Advertising, Entertainment & Media

Wal-Mart Stores, facing a raft of state legislation that would require it to increase spending on employee health insurance, will lift several of its long-standing - and most-criticized - restrictions on eligibility over the next year, the giant retailer said this morning.
A Kurdish human rights lawyer is spearheading an international campaign to block the Turkish government's efforts to build a dam he says will dislodge thousands of Kurds and destroy archeological artifacts.
The food industry is working with politicians across the United States to rewrite laws in order to shield themselves from lawsuits based on obesity and related health problems.
This year, several big-budget and award-nominated films have dared stray into the subject areas w
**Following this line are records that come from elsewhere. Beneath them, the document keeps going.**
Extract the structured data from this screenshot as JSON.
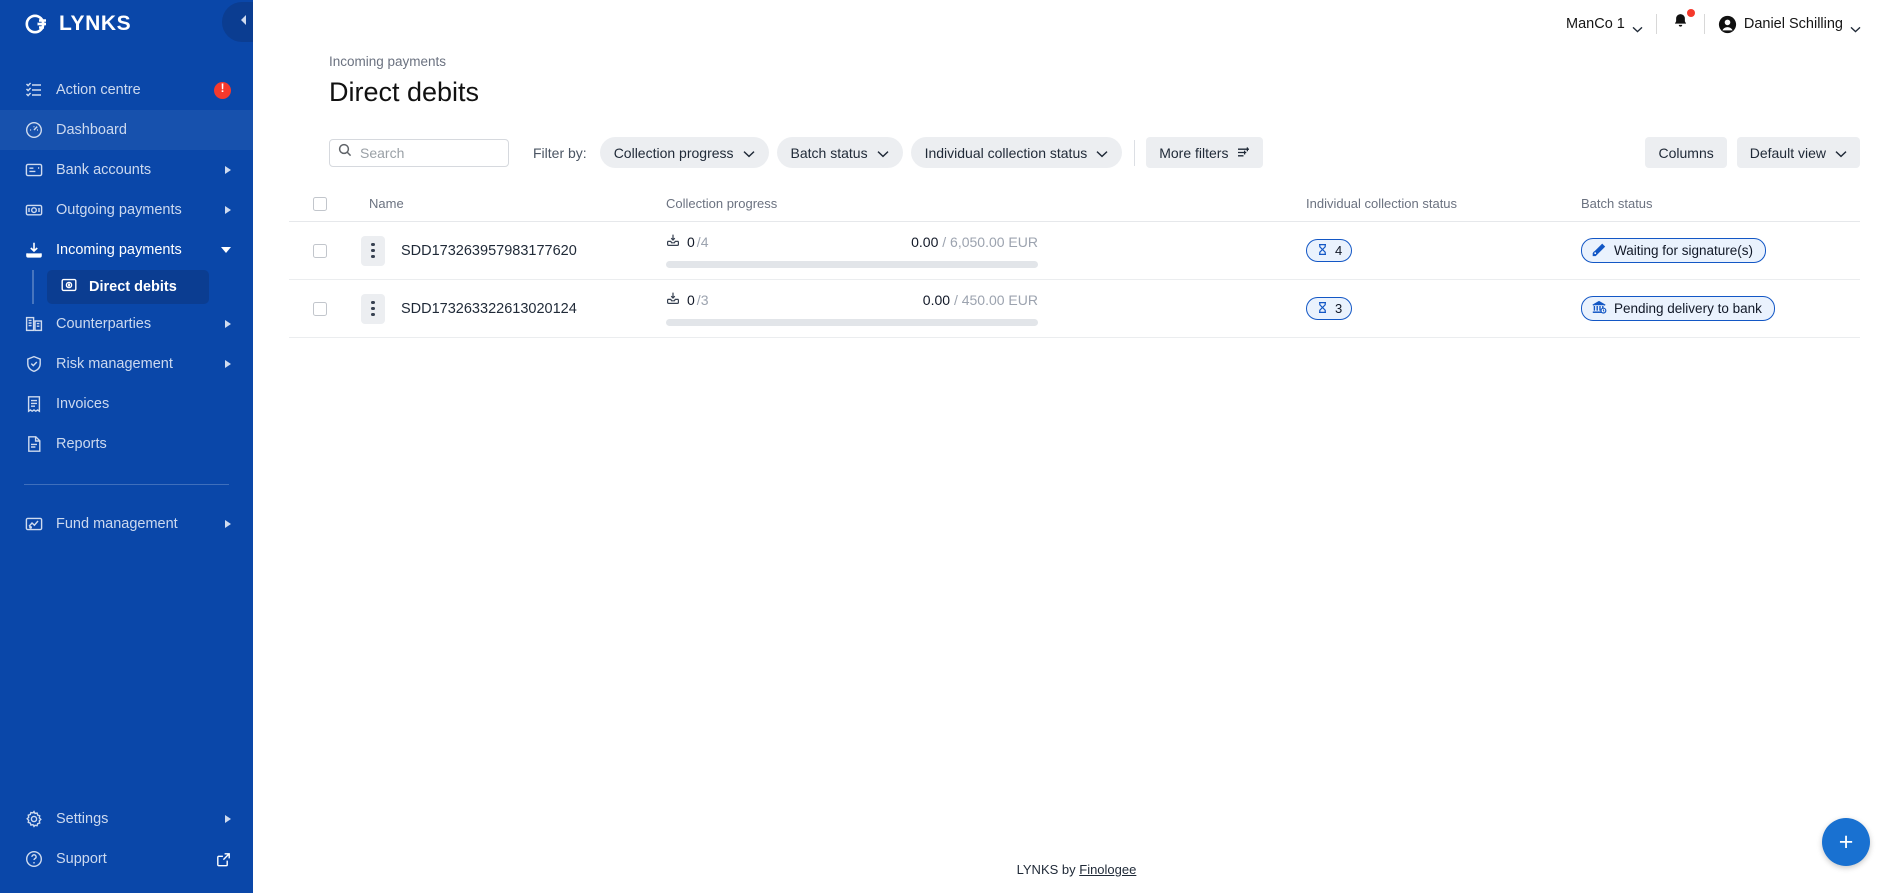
{
  "brand": {
    "name": "LYNKS",
    "logo_icon": "lynks-logo-icon",
    "collapse_icon": "chevron-left-icon"
  },
  "sidebar": {
    "items": [
      {
        "label": "Action centre",
        "icon": "action-list-icon",
        "badge": "!",
        "state": "default"
      },
      {
        "label": "Dashboard",
        "icon": "speedometer-icon",
        "state": "hover"
      },
      {
        "label": "Bank accounts",
        "icon": "bank-card-icon",
        "expandable": true
      },
      {
        "label": "Outgoing payments",
        "icon": "banknote-icon",
        "expandable": true
      },
      {
        "label": "Incoming payments",
        "icon": "download-tray-icon",
        "expanded": true
      },
      {
        "label": "Counterparties",
        "icon": "buildings-icon",
        "expandable": true
      },
      {
        "label": "Risk management",
        "icon": "shield-check-icon",
        "expandable": true
      },
      {
        "label": "Invoices",
        "icon": "receipt-icon"
      },
      {
        "label": "Reports",
        "icon": "document-icon"
      }
    ],
    "sub_item": {
      "label": "Direct debits",
      "icon": "direct-debit-icon"
    },
    "group2": [
      {
        "label": "Fund management",
        "icon": "fund-chart-icon",
        "expandable": true
      }
    ],
    "bottom": [
      {
        "label": "Settings",
        "icon": "gear-icon",
        "expandable": true
      },
      {
        "label": "Support",
        "icon": "question-circle-icon",
        "external": true
      }
    ]
  },
  "topbar": {
    "org": "ManCo 1",
    "org_chevron": "chevron-down-icon",
    "notifications_icon": "bell-icon",
    "has_notification": true,
    "user_icon": "user-avatar-icon",
    "user": "Daniel Schilling",
    "user_chevron": "chevron-down-icon"
  },
  "page": {
    "breadcrumb": "Incoming payments",
    "title": "Direct debits"
  },
  "toolbar": {
    "search_placeholder": "Search",
    "search_value": "",
    "search_icon": "search-icon",
    "filter_by_label": "Filter by:",
    "filters": [
      {
        "label": "Collection progress",
        "icon": "chevron-down-icon"
      },
      {
        "label": "Batch status",
        "icon": "chevron-down-icon"
      },
      {
        "label": "Individual collection status",
        "icon": "chevron-down-icon"
      }
    ],
    "more_filters": {
      "label": "More filters",
      "icon": "filter-sliders-icon"
    },
    "columns": {
      "label": "Columns"
    },
    "view": {
      "label": "Default view",
      "icon": "chevron-down-icon"
    }
  },
  "table": {
    "headers": {
      "name": "Name",
      "collection_progress": "Collection progress",
      "individual_collection_status": "Individual collection status",
      "batch_status": "Batch status"
    },
    "rows": [
      {
        "name": "SDD173263957983177620",
        "progress_count_done": "0",
        "progress_count_sep": "/",
        "progress_count_total": "4",
        "progress_icon": "collection-inbox-icon",
        "amount_paid": "0.00",
        "amount_sep": "/",
        "amount_total": "6,050.00 EUR",
        "progress_percent": 0,
        "individual_status_count": "4",
        "individual_status_icon": "hourglass-icon",
        "batch_status": "Waiting for signature(s)",
        "batch_status_icon": "signature-pen-icon"
      },
      {
        "name": "SDD173263322613020124",
        "progress_count_done": "0",
        "progress_count_sep": "/",
        "progress_count_total": "3",
        "progress_icon": "collection-inbox-icon",
        "amount_paid": "0.00",
        "amount_sep": "/",
        "amount_total": "450.00 EUR",
        "progress_percent": 0,
        "individual_status_count": "3",
        "individual_status_icon": "hourglass-icon",
        "batch_status": "Pending delivery to bank",
        "batch_status_icon": "bank-clock-icon"
      }
    ]
  },
  "footer": {
    "prefix": "LYNKS by ",
    "link": "Finologee"
  },
  "fab": {
    "label": "+",
    "icon": "plus-icon"
  },
  "colors": {
    "sidebar": "#0a47a9",
    "sidebar_active": "#0b3d91",
    "accent": "#1357c5",
    "fab": "#1971d1",
    "badge_red": "#f5392c",
    "chip_bg": "#eaf2fd",
    "pill_bg": "#eceef1"
  }
}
Jaffa oranges sold in European supermarkets labeled "Made in Israel" may have been grown and packaged in the occupied Palestinian West Bank, according to a report from the Boycott Divest Sanction (BDS) movement, an international coalition of Palestinian NGOs and activists.
Network, advertising and production executives say that this season, more and more brands will venture outside the confines of 30-second ads. They may have no choice: As technology and clutter blunt the effectiveness and reach of the commercial spots that have underpinned the television business for nearly 50 years, the various players are scrambling to adapt.
Americans are taking sleeping pills like never before, fueled by frenetic workdays that do not go gently into a great night's sleep, and lulled by a surge of consumer advertising that promises safe slumber with minimal side effects.
Here is a copy of the lawsuit filed by Marc Kasky against Nike, Inc. alleging labor abuses in its overseas manufacturing operations and seeking compensation to California consumers under state laws against false advertising and unfair business practices.
In the last two years, at least two dozen leading nutrition scientists and experts have started working for large food companies, either as consultants or as members of health advisory boards. Most do not directly promote products, though Dr. Arthur Agatston, a practicing cardiologist and author of "The South Beach Diet," has a licensing deal with Kraft Foods to sell a line of South Beach foods, which are appearing on supermarket shelves this month.